January 25, 2008 |  8:18 pm

Tony Rezko is a well-known name in Chicago politics and local news coverage of alleged crimes. But he popped up prominently into the national political discussion only this week when during a heated exchange in a South Carolina Democratic debate Hillary Clinton accused Barack Obama of having been lawyer for the "slum landlord" Rezko.

Rezko was indeed close to Obama, nurturing him early in his career, as The Times noted in a front-page article on Wednesday, and Obama did a little legal work on a Rezko-related housing deal when he was a young lawyer in Chicago.

Then, this morning during an interview of Clinton on NBC's "Today Show,"....

Matt Lauer produced an undated photo showing Rezko standing between a smiling Hillary and Bill Clinton with an American flag in the background.

The senator claimed not to know Rezko anyway and Lauer helpfully suggested in her defense that public figures often pose for pictures with strangers at public events. Lauer neglected to mention that such assembly-line photo ooportunities are typically taken at political fund-raisers and cost guests extra money.

But big as the country is, its politics is also a small world. So when former Philadelphia mayor and Pennsylvania Gov. Ed Rendell endorsed Clinton earlier this week, some folks wondered if Rezko had helped Rendell. Sure enough, the New York Times found that when Rendell was also head of the Democratic National Committee in 2000, Rezko delivered $15,000 to the national party.

Although there is no known direct Rezko donation to Rendell, a review of the governor's campaign finance reports by The Times' intrepid campaign finance expert Dan Morain does reveal a definite connection. Back in September of 2005 Rendell took $1,000 from Ali D. Ata of Lemont, Ill.

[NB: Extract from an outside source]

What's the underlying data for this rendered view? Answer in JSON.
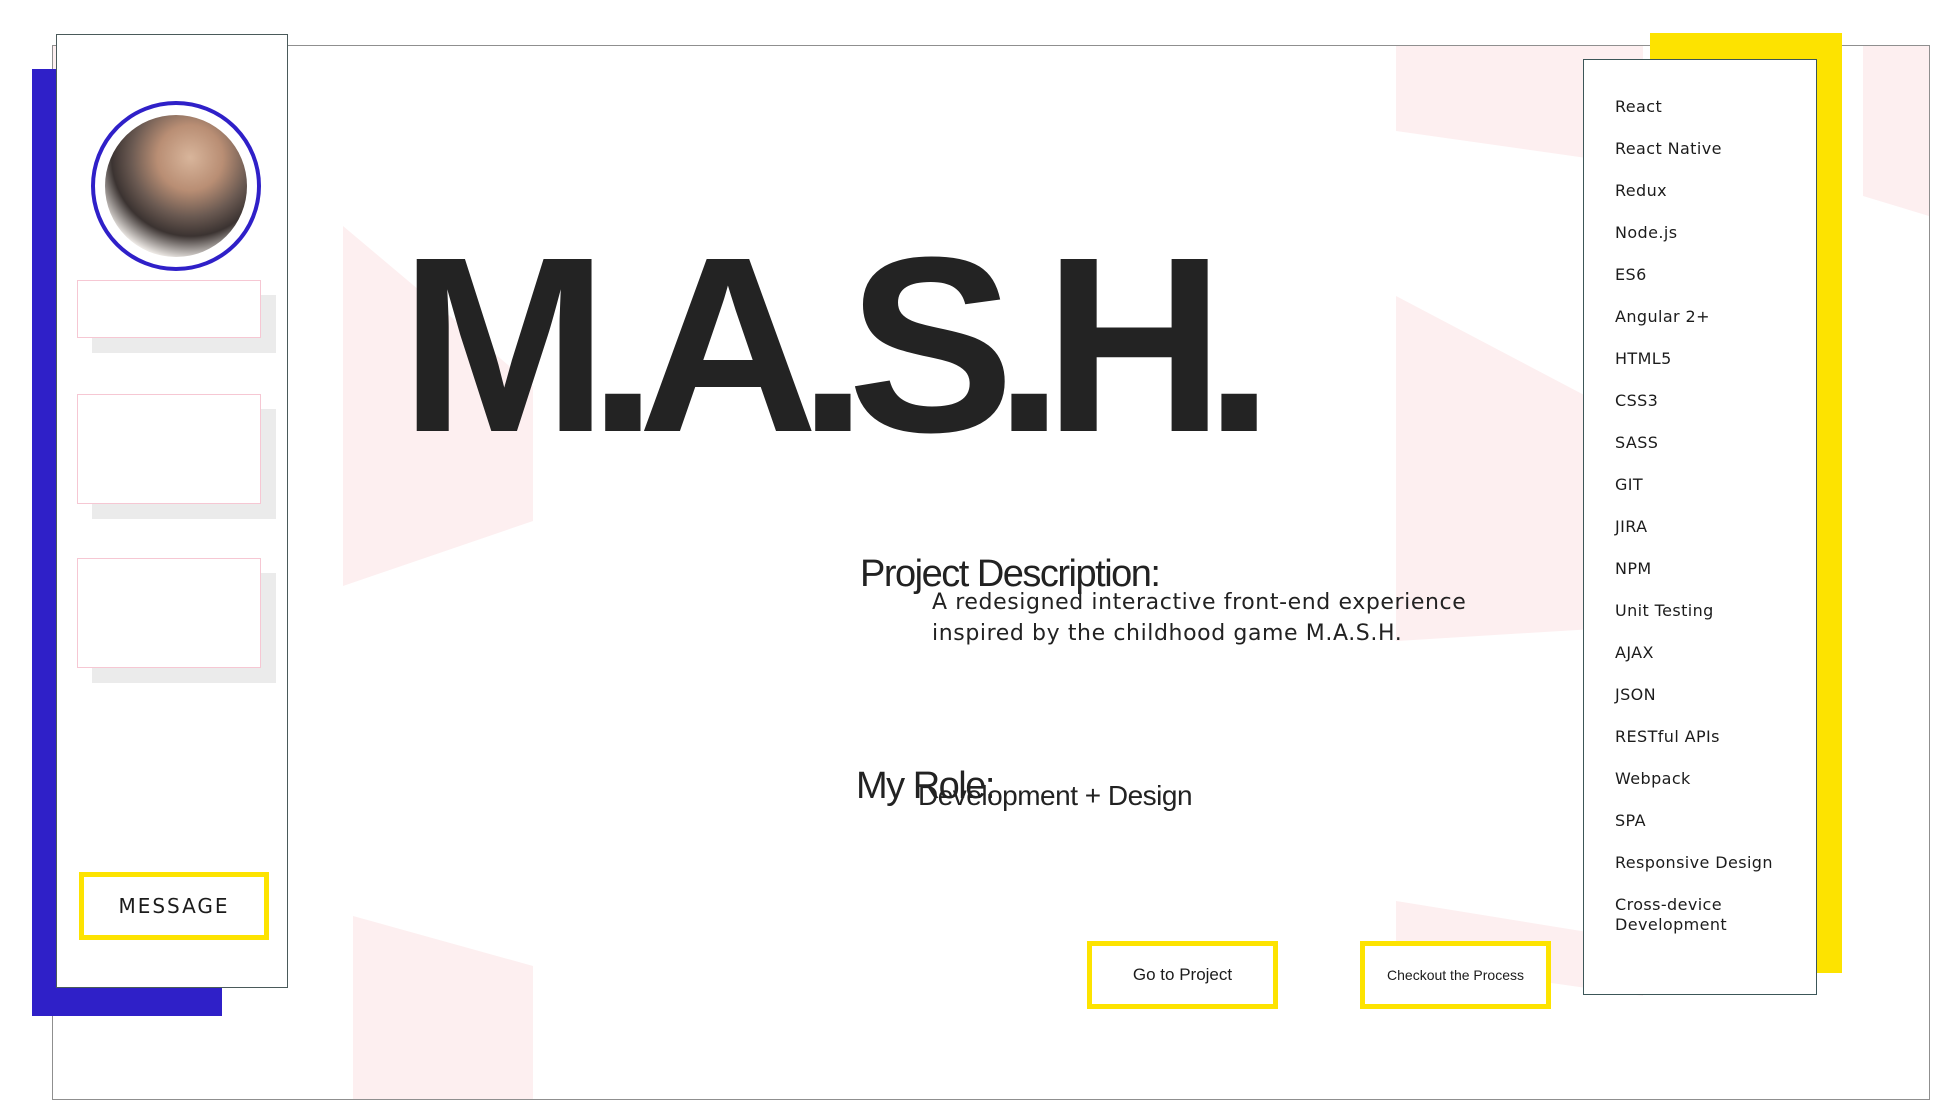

Now who, you might ask, is Ali D. Ata? He turns out to be a Rezko co-defendant in one of the federal indictments pending in Chicago. The government alleges that in February 2004, Ata, then executive director of the Illinois Finance Authority, signed a letter that helped Rezko fraudulently obtain a multi-million dollar loan.

As for Ata's contribution to Rendell, the governor's spokesman, Chuck Ardo, said today that the Ali donation was given at a fund-raiser in Chicago. "As always," Ardo said, "the governor will allow the legal process to proceed before making any decisions about what to do with the contribution.”

Obama also received a donation from Ata -- $5,000 back in 2003. But, unlike Clinton supporter Rendell, Obama decided not to await a potential conviction. He's already donated a matching amount to charity.

--Andrew Malcolm